Human Nature

While I was out getting photos of nature the other day, it was hard to avoid the obvious photos of what people have done to the landscape. This is just one of three trailers burned down that has just sat on its lot for years.
I was on a scenic road and saw a little turnoff to the river bank. I figured in my head that is would be a nice little clearing for picnics and whatnot, but instead it was just piles of trash, old mattresses and broken bottles. What a waste of such a beautiful view of the river.
I was told that originally these old cars were piled next to the river to stop erosion. I can't help but wonder what the rust an chemicals have done to the water that they seeped into.

Sunday, May 10, 2009

Mother nature

I was supposed to take a few photos around the reservation for the St. Francis Mission Web site. I drove down around Spring Creek and came back with these.

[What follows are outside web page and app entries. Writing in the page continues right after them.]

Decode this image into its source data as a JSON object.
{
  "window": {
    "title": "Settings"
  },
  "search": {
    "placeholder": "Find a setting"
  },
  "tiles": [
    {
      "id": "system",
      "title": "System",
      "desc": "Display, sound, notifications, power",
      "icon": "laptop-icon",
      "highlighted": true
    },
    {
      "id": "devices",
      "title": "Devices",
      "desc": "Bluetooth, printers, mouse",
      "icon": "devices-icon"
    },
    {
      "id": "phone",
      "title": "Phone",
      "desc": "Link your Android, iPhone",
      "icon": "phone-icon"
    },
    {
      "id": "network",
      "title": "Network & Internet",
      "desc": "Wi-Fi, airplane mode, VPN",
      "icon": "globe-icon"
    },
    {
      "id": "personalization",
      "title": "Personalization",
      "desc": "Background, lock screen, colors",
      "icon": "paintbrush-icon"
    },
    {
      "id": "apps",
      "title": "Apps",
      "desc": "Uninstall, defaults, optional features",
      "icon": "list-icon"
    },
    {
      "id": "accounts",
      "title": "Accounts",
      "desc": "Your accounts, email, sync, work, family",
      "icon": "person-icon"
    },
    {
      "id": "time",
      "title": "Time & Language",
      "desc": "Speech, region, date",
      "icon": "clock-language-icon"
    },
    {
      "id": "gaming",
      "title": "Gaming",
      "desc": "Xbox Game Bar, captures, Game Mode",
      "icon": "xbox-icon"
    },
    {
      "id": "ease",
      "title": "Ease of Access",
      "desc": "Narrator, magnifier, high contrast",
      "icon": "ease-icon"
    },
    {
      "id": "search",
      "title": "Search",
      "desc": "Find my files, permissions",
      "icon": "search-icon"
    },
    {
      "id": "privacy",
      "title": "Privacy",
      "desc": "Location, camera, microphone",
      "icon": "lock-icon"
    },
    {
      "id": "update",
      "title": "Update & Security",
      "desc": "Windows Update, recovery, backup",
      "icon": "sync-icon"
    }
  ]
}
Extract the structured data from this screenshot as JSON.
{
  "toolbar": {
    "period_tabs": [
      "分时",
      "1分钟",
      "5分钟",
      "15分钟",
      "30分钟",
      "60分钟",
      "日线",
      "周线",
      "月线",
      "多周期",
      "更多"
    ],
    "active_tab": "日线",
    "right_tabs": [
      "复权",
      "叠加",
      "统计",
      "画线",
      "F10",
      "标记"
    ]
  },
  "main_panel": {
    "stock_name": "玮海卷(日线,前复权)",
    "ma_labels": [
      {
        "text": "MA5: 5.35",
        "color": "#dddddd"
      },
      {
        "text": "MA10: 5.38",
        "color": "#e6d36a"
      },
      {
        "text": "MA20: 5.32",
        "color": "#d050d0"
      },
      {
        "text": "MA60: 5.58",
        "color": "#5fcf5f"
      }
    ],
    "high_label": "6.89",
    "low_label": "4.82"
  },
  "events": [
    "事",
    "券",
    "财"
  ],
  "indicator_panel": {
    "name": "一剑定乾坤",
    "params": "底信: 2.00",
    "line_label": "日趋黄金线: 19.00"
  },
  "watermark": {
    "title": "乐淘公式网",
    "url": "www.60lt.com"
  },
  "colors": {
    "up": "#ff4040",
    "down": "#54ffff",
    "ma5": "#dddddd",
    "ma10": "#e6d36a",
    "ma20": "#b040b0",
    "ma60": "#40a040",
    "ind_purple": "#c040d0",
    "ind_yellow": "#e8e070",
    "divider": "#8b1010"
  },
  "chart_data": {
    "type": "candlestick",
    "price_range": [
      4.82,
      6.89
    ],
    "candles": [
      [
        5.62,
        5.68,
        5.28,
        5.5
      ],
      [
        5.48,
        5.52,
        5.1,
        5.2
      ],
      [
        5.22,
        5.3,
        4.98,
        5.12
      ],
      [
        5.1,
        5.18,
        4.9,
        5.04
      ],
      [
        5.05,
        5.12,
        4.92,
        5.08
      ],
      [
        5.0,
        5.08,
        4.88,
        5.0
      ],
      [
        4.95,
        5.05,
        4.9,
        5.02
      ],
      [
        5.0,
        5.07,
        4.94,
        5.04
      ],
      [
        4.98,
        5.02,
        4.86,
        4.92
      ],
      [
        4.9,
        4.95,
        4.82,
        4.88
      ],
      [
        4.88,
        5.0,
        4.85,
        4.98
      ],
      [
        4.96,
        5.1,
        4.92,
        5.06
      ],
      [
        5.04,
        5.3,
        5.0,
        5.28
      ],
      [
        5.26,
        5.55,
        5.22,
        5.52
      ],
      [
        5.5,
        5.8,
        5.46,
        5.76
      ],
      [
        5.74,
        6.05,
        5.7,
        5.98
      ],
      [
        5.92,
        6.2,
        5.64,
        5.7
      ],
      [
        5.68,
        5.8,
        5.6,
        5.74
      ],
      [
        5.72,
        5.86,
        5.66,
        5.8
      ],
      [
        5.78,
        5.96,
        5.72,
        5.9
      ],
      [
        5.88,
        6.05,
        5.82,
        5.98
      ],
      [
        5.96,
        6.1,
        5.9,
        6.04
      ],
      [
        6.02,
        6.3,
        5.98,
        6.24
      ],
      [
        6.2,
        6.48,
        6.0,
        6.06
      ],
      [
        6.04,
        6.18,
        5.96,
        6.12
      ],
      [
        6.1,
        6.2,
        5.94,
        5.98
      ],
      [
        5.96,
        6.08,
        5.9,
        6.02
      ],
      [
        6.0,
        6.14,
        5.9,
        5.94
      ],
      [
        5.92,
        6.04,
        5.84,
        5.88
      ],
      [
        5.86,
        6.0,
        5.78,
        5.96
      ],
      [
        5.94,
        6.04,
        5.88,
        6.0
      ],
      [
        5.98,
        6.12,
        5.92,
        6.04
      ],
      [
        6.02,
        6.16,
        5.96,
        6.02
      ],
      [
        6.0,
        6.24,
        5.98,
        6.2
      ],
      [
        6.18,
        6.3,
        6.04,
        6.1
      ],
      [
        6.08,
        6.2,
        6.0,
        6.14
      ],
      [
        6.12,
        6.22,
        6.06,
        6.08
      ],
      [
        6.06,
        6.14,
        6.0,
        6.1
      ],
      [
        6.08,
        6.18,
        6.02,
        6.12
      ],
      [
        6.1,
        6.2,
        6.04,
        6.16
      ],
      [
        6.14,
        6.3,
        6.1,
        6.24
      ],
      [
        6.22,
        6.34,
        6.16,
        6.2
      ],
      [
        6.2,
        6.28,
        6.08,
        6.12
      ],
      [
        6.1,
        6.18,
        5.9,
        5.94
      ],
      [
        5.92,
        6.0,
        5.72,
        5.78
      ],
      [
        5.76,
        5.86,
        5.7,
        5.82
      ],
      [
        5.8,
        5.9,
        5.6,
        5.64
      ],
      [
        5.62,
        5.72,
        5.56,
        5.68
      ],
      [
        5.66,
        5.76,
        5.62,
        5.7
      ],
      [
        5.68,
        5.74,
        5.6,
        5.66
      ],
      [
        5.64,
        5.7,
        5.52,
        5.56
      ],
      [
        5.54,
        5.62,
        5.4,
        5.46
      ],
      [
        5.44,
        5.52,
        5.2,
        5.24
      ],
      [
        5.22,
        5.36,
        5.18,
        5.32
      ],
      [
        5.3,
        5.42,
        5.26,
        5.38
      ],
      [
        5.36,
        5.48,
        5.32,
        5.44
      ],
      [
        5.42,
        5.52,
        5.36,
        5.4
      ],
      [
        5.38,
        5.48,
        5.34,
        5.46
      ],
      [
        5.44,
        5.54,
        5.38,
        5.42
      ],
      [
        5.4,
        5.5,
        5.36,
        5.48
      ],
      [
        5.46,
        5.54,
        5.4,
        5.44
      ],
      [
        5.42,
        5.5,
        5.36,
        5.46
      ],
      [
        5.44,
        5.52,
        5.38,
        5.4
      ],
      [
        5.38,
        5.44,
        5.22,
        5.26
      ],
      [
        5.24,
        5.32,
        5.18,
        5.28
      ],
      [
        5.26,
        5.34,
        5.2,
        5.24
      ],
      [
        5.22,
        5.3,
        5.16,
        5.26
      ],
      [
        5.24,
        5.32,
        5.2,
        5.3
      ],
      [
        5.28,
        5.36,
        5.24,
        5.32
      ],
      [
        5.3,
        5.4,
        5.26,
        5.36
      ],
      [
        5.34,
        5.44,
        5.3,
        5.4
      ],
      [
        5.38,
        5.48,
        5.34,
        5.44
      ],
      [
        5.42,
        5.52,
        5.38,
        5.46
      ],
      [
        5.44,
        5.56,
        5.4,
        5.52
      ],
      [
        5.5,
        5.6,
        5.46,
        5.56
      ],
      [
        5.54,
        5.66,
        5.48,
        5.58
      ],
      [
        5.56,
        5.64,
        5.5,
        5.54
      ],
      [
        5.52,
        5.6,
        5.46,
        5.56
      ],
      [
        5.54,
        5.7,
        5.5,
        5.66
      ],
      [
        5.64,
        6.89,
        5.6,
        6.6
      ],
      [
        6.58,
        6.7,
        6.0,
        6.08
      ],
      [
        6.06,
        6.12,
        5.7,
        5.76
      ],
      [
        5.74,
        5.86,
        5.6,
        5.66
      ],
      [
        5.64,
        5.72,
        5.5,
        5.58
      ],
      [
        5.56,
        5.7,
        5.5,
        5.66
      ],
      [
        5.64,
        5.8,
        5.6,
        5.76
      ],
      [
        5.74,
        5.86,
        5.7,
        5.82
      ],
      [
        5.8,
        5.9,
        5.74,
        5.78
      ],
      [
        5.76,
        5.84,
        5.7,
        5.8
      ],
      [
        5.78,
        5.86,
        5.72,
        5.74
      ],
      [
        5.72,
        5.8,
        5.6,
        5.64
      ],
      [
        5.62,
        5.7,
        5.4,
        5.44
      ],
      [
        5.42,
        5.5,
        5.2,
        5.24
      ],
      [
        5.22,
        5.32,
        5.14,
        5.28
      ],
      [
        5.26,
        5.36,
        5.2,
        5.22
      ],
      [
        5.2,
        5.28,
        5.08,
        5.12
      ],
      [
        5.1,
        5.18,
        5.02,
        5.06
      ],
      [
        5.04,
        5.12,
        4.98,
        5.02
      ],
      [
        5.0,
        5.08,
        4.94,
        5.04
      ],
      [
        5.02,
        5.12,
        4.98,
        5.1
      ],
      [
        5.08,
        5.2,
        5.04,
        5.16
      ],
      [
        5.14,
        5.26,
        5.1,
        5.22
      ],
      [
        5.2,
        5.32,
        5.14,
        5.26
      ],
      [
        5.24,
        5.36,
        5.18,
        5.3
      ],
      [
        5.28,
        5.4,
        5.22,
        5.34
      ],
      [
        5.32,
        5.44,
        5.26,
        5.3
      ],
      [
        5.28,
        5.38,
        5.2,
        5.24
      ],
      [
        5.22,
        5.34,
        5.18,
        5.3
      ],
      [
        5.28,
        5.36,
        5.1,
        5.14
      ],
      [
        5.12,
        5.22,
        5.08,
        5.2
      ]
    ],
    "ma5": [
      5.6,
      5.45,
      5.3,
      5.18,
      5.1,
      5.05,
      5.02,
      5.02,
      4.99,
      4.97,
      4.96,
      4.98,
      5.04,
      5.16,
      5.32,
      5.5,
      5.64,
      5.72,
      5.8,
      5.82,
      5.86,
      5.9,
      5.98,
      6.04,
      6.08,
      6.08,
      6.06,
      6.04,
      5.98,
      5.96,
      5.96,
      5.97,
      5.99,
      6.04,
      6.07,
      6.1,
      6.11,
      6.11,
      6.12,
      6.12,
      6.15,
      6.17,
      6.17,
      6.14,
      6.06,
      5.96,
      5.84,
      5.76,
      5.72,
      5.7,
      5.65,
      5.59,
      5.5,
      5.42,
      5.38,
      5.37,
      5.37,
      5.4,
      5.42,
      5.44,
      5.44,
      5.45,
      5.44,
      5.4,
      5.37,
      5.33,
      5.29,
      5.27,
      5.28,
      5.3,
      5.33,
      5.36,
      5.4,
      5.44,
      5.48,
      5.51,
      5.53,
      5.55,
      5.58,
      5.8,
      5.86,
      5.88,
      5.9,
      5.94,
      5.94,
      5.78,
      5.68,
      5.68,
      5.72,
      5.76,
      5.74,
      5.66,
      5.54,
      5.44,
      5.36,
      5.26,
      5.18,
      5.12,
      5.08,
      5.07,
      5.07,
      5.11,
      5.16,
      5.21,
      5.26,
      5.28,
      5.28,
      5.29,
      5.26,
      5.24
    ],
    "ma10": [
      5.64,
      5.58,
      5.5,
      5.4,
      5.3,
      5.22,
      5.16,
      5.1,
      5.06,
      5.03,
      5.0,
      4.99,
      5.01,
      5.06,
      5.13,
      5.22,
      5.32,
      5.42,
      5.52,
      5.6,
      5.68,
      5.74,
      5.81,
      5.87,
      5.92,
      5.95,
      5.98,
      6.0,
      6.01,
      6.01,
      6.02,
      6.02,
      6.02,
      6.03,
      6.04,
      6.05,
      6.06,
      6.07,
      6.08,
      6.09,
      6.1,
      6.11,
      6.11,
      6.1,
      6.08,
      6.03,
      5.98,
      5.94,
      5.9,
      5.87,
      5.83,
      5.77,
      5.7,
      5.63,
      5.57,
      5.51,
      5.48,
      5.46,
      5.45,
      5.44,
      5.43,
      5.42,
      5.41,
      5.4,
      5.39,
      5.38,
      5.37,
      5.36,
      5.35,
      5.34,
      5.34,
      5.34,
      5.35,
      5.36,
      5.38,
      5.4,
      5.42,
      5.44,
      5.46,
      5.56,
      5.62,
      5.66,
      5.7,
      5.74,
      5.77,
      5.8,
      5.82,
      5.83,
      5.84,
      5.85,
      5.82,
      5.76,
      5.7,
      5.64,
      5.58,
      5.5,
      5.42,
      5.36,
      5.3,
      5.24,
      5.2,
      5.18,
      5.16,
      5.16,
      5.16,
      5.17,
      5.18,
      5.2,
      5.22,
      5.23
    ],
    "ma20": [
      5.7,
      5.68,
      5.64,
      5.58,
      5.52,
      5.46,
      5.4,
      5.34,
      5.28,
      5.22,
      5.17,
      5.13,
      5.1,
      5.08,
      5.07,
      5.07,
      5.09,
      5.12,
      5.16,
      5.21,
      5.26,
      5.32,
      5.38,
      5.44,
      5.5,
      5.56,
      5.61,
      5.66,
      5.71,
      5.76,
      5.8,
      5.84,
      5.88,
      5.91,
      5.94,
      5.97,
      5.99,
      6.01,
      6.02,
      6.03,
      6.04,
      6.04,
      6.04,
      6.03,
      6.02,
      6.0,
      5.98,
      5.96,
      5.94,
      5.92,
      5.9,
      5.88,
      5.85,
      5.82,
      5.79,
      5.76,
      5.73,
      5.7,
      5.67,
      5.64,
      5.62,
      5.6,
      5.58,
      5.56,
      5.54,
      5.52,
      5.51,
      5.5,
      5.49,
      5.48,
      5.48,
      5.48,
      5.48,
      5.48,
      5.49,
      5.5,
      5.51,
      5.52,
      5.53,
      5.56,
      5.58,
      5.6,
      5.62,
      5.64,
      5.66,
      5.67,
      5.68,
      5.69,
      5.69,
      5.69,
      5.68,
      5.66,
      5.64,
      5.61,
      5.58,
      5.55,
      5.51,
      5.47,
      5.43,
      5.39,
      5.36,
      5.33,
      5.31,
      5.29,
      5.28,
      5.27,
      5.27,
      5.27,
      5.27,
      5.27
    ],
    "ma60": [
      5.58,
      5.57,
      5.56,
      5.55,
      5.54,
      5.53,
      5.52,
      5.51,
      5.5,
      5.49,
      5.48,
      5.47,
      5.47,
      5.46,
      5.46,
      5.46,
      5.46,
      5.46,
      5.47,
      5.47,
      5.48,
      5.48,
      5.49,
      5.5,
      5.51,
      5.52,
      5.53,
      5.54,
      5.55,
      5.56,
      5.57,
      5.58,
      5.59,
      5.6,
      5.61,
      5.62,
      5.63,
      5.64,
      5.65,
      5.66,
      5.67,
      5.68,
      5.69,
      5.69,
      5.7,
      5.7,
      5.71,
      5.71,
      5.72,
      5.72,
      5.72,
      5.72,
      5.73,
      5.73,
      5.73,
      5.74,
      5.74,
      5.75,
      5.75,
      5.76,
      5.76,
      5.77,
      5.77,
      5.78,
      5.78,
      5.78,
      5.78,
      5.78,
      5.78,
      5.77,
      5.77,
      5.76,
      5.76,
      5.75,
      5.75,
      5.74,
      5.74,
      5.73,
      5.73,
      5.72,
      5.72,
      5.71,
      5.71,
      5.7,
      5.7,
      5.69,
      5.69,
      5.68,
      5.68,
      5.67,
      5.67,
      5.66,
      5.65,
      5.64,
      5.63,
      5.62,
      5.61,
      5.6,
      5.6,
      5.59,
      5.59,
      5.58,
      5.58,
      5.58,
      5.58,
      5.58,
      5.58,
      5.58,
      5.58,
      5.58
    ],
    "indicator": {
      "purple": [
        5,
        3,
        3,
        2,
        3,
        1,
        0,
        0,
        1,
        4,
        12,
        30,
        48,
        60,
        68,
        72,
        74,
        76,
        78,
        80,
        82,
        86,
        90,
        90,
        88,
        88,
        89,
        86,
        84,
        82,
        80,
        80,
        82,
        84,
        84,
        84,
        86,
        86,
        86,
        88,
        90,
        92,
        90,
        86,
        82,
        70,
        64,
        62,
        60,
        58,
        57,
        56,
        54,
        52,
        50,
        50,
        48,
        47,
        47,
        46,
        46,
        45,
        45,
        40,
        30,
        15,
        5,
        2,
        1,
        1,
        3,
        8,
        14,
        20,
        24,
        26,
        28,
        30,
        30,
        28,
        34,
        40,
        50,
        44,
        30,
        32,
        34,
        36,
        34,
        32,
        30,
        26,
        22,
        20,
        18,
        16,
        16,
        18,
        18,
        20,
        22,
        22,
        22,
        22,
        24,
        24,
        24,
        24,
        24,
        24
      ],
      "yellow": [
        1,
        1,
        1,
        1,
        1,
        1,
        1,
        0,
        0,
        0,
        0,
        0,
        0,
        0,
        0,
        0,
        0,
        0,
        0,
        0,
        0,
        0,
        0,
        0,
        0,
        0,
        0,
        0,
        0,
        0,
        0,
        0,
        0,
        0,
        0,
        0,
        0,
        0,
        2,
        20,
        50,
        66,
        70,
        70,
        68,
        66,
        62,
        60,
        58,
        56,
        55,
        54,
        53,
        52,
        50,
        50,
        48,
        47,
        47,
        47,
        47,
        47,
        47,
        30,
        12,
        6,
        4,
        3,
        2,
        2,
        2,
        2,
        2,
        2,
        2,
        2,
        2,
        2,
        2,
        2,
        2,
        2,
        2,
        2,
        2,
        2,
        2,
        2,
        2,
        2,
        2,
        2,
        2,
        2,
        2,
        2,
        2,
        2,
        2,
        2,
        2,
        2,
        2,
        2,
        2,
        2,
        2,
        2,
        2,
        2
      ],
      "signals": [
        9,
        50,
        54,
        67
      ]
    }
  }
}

Wild plum bushes, according to Dave Halmi, but I didn't see any plums. Either way, they smell wonderful. Sniffing flowers, listening to bees flying around the buds and hearing the creek moving and shaking. As Paul Simon would say, "I'm feelin' groovy."
Sand dunes West of Spring Creek. What is so odd, Spring Creek may be the worst off of all the communities up here, but it is surrounded by the most beautiful country I've seen on the reservation so far. I only took a few of the sand dunes because I kept thinking I saw a snake... I'm a baby when it comes to snakes, just like Indiana Jones.
The river. I drove along it for miles until I could find a curve I loved. This one was may favorite. I've been taking photos all week, but the clouds were the best that day. Fo' sho'.